Hello, this is your amazing cabin girl, and unlike some of you might have thought, I am not dead.
In fact, I've written a second novel-length manuscript. It's much better than my first one. It's also about ten-thousand words longer, but we're trying not to obsess about word count, right?
I brought my new manuscript to school to show all my writing friends in my writing club.
You didn't know about that either? I really haven't posted for a long time.
Anyway, I gave it to a friend before school. She read several pages, occasionally chuckling or gleefully repeating a phrase. She gave it back to me, telling me it was really good, and I went away feeling happy.
At lunch, another friend asked me if they could read it. I gave it to them. The friend who'd read the first ten pages that morning, who was sitting right there, didn't even seem to notice.
In fact, neither person asked me for it a second time, though both of them said it was good. And at least one of them is the type who would tell me if it wasn't. But there had to be something wrong with it if they didn't have a desperate need to keep reading.
Fellow writers, I have just had a major breakthrough.
A few days later I was at my voice lesson, singing "Simple Gifts" which is an amazing song. My voice teacher stopped me at the end of it and said it was good, but it felt like I was sitting on it. I needed it to be light and alive.
That made me think. I've always known that my artwork is very still. There's no life in it. I'm accurate, but the page doesn't come to life and start growing like it should. It's the same way when I sing, and it's the same way when I write, and it's all because I think about the moment and don't look at what's coming. There's no forward motion.
I've found that if I think about the note at the end of the phrase when I'm singing, I sing more in tune and it suddenly comes alive. I wrote the prologue for a story in a notebook. Then, later, as I typed it out, I thought about where the scene was headed. When I read it over, there was life in it.
Now that I know what I'm doing wrong, I can find a way to fix it.
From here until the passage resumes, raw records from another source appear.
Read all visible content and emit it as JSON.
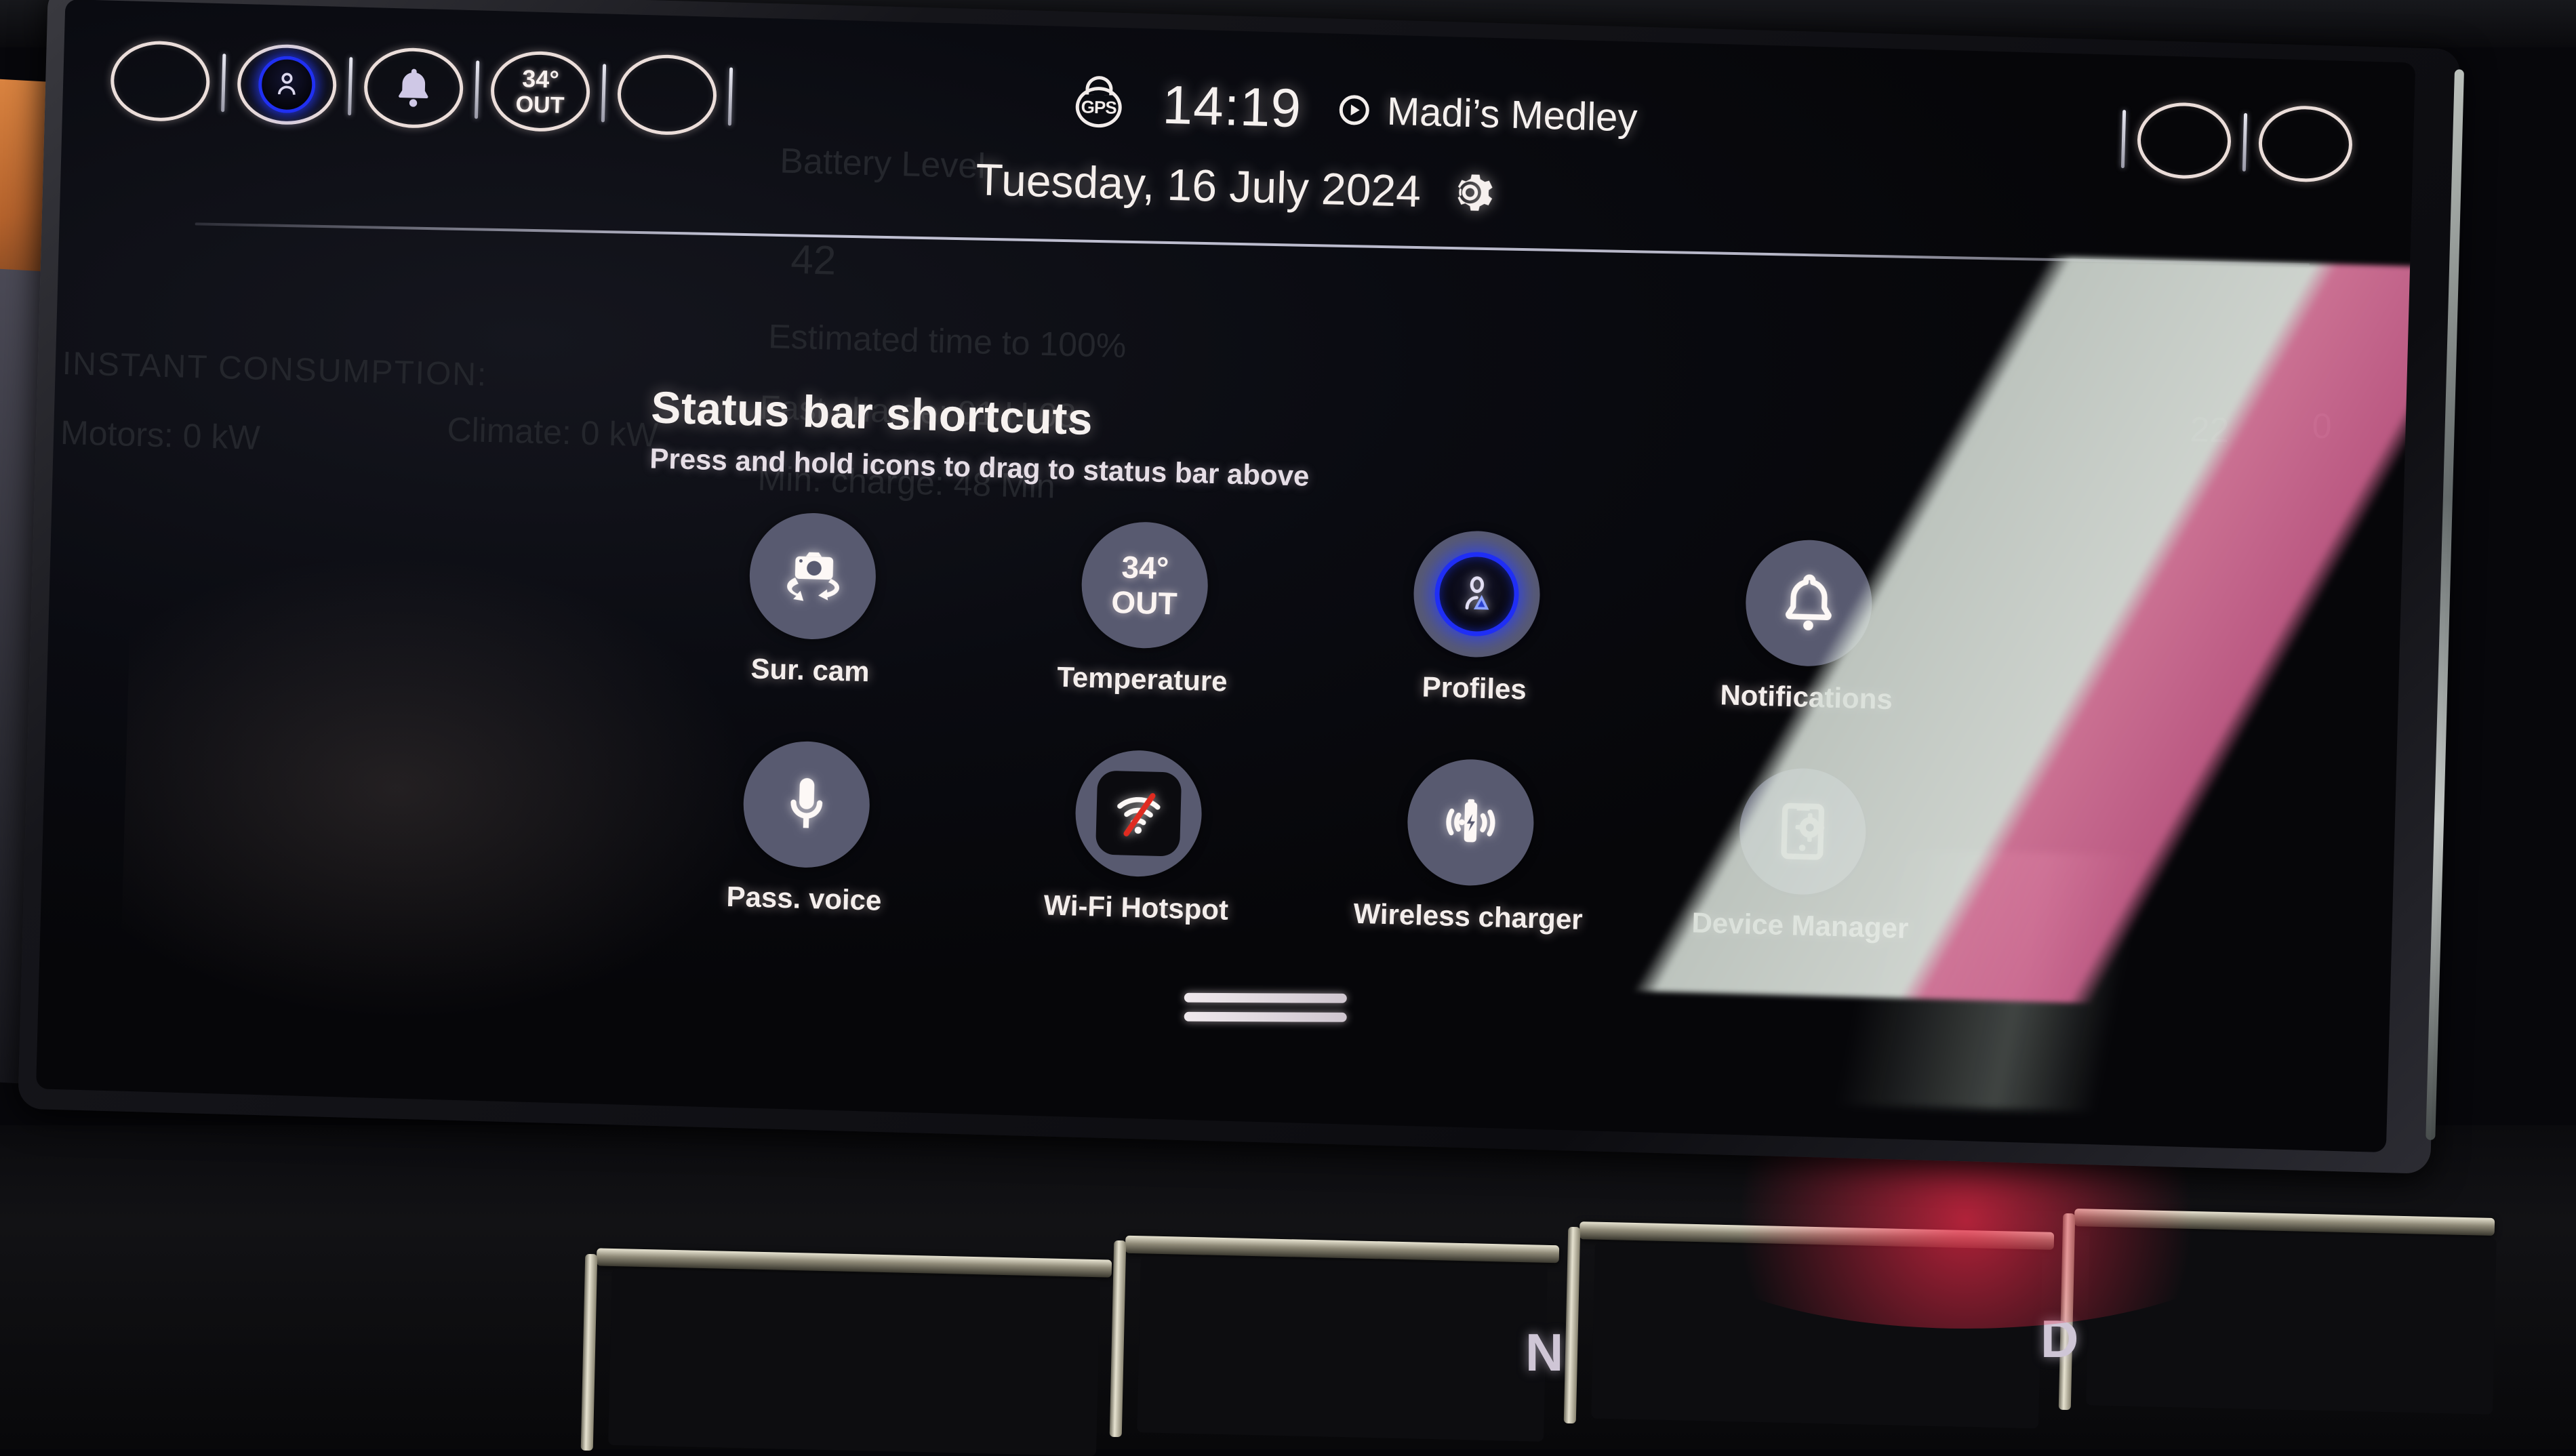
{
  "statusbar": {
    "left_slots": [
      {
        "name": "empty-slot-1",
        "type": "empty"
      },
      {
        "name": "profiles",
        "type": "profile",
        "label": "Profiles"
      },
      {
        "name": "notifications",
        "type": "bell",
        "label": "Notifications"
      },
      {
        "name": "temperature",
        "type": "temp",
        "line1": "34°",
        "line2": "OUT"
      },
      {
        "name": "empty-slot-2",
        "type": "empty"
      }
    ],
    "gps_label": "GPS",
    "time": "14:19",
    "media_title": "Madi’s Medley",
    "right_slots": [
      {
        "name": "empty-slot-3",
        "type": "empty"
      },
      {
        "name": "empty-slot-4",
        "type": "empty"
      }
    ]
  },
  "header": {
    "date": "Tuesday, 16 July 2024",
    "settings_icon": "gear-icon"
  },
  "panel": {
    "title": "Status bar shortcuts",
    "subtitle": "Press and hold icons to drag to status bar above",
    "shortcuts": [
      {
        "label": "Sur. cam",
        "icon": "surround-camera-icon",
        "style": "plain"
      },
      {
        "label": "Temperature",
        "icon": "temperature-icon",
        "style": "text",
        "line1": "34°",
        "line2": "OUT"
      },
      {
        "label": "Profiles",
        "icon": "profile-icon",
        "style": "profile"
      },
      {
        "label": "Notifications",
        "icon": "bell-icon",
        "style": "plain"
      },
      {
        "label": "Pass. voice",
        "icon": "microphone-icon",
        "style": "plain"
      },
      {
        "label": "Wi-Fi Hotspot",
        "icon": "wifi-off-icon",
        "style": "wifi"
      },
      {
        "label": "Wireless charger",
        "icon": "wireless-charging-icon",
        "style": "plain"
      },
      {
        "label": "Device Manager",
        "icon": "device-manager-icon",
        "style": "plain"
      }
    ]
  },
  "background_app": {
    "battery_level_label": "Battery Level",
    "battery_percent": "42",
    "estimated_label": "Estimated time to 100%",
    "fast_charge": "Fast charge:  01 H:03",
    "min_charge": "Min. charge:  48 Min",
    "instant_consumption_label": "INSTANT CONSUMPTION:",
    "motors": "Motors:  0 kW",
    "climate": "Climate:  0 kW",
    "range_left": "22",
    "range_right": "0"
  },
  "console": {
    "gear_n": "N",
    "gear_d": "D"
  },
  "colors": {
    "bubble": "#585a70",
    "profile_ring": "#1f2ef5",
    "screen_bg": "#0a0b11",
    "text": "#f5efec",
    "wifi_slash": "#e02b20"
  }
}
Forward motion is very important in a story. If the reader doesn't feel the need to know what happens next, will they pick up the book again? No!
It's not blind curiosity that makes us keep reading, it's the hints about the future. Things we recognize about stories we've read before and our guesses that want to be proved or disproved. I'm a discovery writer, which means I have no idea what my characters are going to be doing at the end of the scene, much less at the end of the story. So, I need to go back and revise my stories after I've finished them, making sure I give hints about other things that will happen in the future.
Forward motion is what keeps the reader going. Without it, books may be readable. But with it, they're un-put-down-able.